It's an afternoon, I might have had a drink or two, but I was kicking around a few ideas that have been floating around in my head. I want to share, and maybe get a proper discussion going.
Doctrines have really been an issue for me in my enjoyment of the game, I made a fairly in depth post about it here. https://community.dawnofwar.com/discussion/13479/real-talk-about-doctrines-and-elites-relic#latest Read it, don't read it, its only here for context.
I personally like a lot of control in any game I play. I don't like "riding on rails" as the term goes and its kinda dawned on me a bit that my issue with doctrines goes a bit deeper into the game proper, let me take the time to explain.
In most RTS's that I've played there is very little that you don't have in your control. Typically the only thing you can't have direct control over is where you start on a map that has more than 1 set of spawn points. Your economy, your units, how you grow your economy, how you get information about your adversary, all of these things are pretty much always directly in user control and you can choose to pursue or ignore them at your own detriment. No matter what you choose though you can feel like the win or loss was your own making.
Doctrines as described in that earlier thread I don't like for the sheer reason there is absolutely no counter play to them at all. You choose yours, your opponent chooses theirs, that information is telegraphed before the match starts and then they are concrete, unmoving changes to the gameplay. Absolutes if you will.
I'm beginning to realize that its not just doctrines that's adding to this, even if they are the worst offender of it in my opinion. You don't really have control over your own economy. I mean you do to a degree, but escalation phases take a fairly measurable amount of your economy out of your hands. You still need resource points, and nodes because they help but there is just something that feels like so much of that is also out of your control. You don't get to dictate when the phases hit, they are on a timer, each phase alters not just the resource refund, but collection of resources in total. I don't enjoy that at all, it sucks me right out of the game when I don't feel like I'm at the helm of my own ship. I know, poor analogy but I'll blame the booze.
Map size is next, it feels restrictive in how you approach each map. I don't fully understand the decision to make them so small, when the above escalation phases felt like they were introduced to slow the pace of the game down. I mean if you aren't getting the full benefit of your resource nodes until 30 minutes into the game, why not have maps that are large enough that lets you as the player decide to either rush points, or head off into a no mans land section of the map to spring an ambush. DoW1 had some large maps, DoW2 didn't but the smaller maps fit the gameplay of DoW2 at least from my point of view with the lack of base building and heavier rpg elements. Still I feel the overall map size, even for the larger 3v3 maps feels claustrophobic. At least in DoW3.
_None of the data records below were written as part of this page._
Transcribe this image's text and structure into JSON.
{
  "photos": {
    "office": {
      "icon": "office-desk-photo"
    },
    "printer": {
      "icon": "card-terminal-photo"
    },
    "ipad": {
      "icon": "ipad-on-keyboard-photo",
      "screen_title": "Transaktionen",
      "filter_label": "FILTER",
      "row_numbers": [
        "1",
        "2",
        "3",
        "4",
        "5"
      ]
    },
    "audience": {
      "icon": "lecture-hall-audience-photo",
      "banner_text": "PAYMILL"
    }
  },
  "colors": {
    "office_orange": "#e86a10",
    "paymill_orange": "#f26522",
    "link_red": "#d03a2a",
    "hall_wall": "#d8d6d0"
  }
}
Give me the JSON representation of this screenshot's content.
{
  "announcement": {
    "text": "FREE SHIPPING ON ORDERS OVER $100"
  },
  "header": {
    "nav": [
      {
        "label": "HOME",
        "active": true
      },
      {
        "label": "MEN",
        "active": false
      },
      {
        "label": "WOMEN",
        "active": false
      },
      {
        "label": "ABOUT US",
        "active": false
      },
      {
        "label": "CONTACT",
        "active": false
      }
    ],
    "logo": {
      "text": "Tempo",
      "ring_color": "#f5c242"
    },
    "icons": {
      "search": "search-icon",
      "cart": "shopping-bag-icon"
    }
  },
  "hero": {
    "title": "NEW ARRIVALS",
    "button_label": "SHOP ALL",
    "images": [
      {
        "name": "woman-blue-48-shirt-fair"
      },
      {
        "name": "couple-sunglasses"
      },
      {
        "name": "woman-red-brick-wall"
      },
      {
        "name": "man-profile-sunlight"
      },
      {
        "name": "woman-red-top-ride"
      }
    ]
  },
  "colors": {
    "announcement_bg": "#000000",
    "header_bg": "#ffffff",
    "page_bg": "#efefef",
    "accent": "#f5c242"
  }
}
Information is last. Now not all of the information is completely taken out of your hands, troop movement across the map, being able to see where your opponent is heading without him realizing that you know ahead of time has always been a good mechanic in any healthy RTS, and I'm glad its here. However you can't get anywhere near a base to see buildings, to see how fast your opponent is teching, without taking a nearly surefire gamble on getting a unit killed to get a peek, and you aren't even guaranteed to get the info you are after. I guess this was done to avoid a typical rush offense? I don't know, but that's what it feels like, especially with the power core mode. I'd much prefer dealing with a rush (all in) strategy with a well balanced turtle tech counter, but its kinda a pain to balance because you want initial engagement with the rush to swing on player skill as the pendulum and not one of those 2 strategies being stronger than the other. Throw doctrines into that and its even a bigger pain to balance because if you balance around no doctrines, just one of them could easily tip that balance one way or the other because of how they are present at all times once the game starts (Except you IWWG, you were so OP you were forced into a timing)
Overall when I play, starting with the doctrines, and then working through each game I feel like I'm in line at an amusement park. That the design of the game ships me as a player down cattle runs, more than enough space to walk down but confined to a set path none the less with very few options along the way. I feel restricted, and not in complete control of my own game. Which quickly finds me bored, because I'm walking the same path again, and again, and again ad nauseum.
That's me, and my experience. Fairly confident I finally nailed down where my boredom and frustration comes from, at least in a much more focused way than I had previously.
I encourage all those here, those that play and those that don't to do the same. If you are unsure, jump into a game objectively, and play as you normally would, but be aware of how you are feeling as you play. Focus more on where you find yourself frustrated, or elated, and as soon as you sense your mood change try to analyze what it is going on in the game that's put you into that mood. Don't let your emotions color the experience, but instead use them like an auspex (I know right? Lore cuts so deep that you are currently bleeding out and don't even know it) to really nail down the portions of the game that are super satisfying that need to stay, and the parts of the game you hate.
I know its going to be different for everyone, which is why I encourage you to share in this thread those experiences. Maybe we'll start finding some reoccurring themes.